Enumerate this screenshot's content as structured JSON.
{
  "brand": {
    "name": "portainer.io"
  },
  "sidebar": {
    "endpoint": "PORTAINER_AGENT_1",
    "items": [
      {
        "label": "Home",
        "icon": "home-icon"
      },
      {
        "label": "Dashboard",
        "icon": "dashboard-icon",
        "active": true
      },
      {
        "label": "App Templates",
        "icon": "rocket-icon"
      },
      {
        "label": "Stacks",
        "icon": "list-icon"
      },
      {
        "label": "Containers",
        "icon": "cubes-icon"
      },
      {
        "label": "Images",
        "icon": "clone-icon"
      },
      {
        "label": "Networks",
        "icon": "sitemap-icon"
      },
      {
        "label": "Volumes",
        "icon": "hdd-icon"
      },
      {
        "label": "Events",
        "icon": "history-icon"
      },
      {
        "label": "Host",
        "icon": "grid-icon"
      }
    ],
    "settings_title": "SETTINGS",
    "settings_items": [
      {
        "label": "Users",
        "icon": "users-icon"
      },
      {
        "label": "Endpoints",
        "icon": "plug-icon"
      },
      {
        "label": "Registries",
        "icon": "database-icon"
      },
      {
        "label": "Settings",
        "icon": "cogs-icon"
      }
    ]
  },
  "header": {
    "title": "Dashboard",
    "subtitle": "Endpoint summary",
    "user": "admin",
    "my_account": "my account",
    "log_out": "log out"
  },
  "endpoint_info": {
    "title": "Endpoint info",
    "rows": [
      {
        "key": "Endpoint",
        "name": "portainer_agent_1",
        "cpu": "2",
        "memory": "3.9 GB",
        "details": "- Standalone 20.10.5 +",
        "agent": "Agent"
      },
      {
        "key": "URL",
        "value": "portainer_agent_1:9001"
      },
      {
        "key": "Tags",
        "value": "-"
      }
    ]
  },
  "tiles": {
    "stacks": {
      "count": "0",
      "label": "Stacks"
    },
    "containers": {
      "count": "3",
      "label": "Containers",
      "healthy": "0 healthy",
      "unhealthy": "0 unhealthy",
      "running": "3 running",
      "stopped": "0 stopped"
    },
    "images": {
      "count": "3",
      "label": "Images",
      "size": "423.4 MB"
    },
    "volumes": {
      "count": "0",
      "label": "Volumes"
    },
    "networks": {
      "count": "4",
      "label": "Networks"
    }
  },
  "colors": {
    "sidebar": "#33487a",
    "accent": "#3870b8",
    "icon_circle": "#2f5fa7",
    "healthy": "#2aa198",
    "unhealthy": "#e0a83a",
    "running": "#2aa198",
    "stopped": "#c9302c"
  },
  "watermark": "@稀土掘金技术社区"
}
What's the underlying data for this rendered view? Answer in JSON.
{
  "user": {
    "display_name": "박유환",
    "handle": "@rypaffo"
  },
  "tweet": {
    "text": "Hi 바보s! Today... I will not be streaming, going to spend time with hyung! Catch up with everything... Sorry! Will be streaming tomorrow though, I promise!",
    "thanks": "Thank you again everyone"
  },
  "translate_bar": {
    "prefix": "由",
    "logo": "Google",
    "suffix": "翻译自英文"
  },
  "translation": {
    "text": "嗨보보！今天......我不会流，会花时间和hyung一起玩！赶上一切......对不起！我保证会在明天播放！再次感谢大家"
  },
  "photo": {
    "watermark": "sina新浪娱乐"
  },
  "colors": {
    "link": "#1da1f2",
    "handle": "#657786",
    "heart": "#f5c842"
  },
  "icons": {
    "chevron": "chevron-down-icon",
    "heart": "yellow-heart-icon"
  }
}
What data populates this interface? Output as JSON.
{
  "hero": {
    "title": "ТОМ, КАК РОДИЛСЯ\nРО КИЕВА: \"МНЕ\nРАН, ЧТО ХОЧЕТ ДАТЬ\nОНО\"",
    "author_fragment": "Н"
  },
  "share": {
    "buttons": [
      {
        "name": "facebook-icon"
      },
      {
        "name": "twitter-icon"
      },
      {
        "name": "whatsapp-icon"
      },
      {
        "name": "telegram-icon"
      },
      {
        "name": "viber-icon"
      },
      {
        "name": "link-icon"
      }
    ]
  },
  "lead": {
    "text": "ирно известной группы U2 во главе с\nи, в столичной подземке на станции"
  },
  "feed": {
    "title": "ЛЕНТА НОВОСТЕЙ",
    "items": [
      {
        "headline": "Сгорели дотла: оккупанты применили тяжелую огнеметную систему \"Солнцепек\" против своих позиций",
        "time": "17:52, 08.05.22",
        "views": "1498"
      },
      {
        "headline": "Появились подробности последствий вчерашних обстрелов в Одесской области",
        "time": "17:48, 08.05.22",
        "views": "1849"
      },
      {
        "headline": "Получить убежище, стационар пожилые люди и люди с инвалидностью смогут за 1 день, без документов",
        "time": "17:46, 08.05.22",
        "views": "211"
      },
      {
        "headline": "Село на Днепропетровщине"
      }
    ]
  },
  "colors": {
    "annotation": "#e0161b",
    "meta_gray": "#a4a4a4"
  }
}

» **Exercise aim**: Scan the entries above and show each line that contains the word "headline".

» **Answer for this exercise**:
        "headline": "Сгорели дотла: оккупанты применили тяжелую огнеметную систему \"Солнцепек\" против своих позиций",
        "headline": "Появились подробности последствий вчерашних обстрелов в Одесской области",
        "headline": "Получить убежище, стационар пожилые люди и люди с инвалидностью смогут за 1 день, без документов",
        "headline": "Село на Днепропетровщине"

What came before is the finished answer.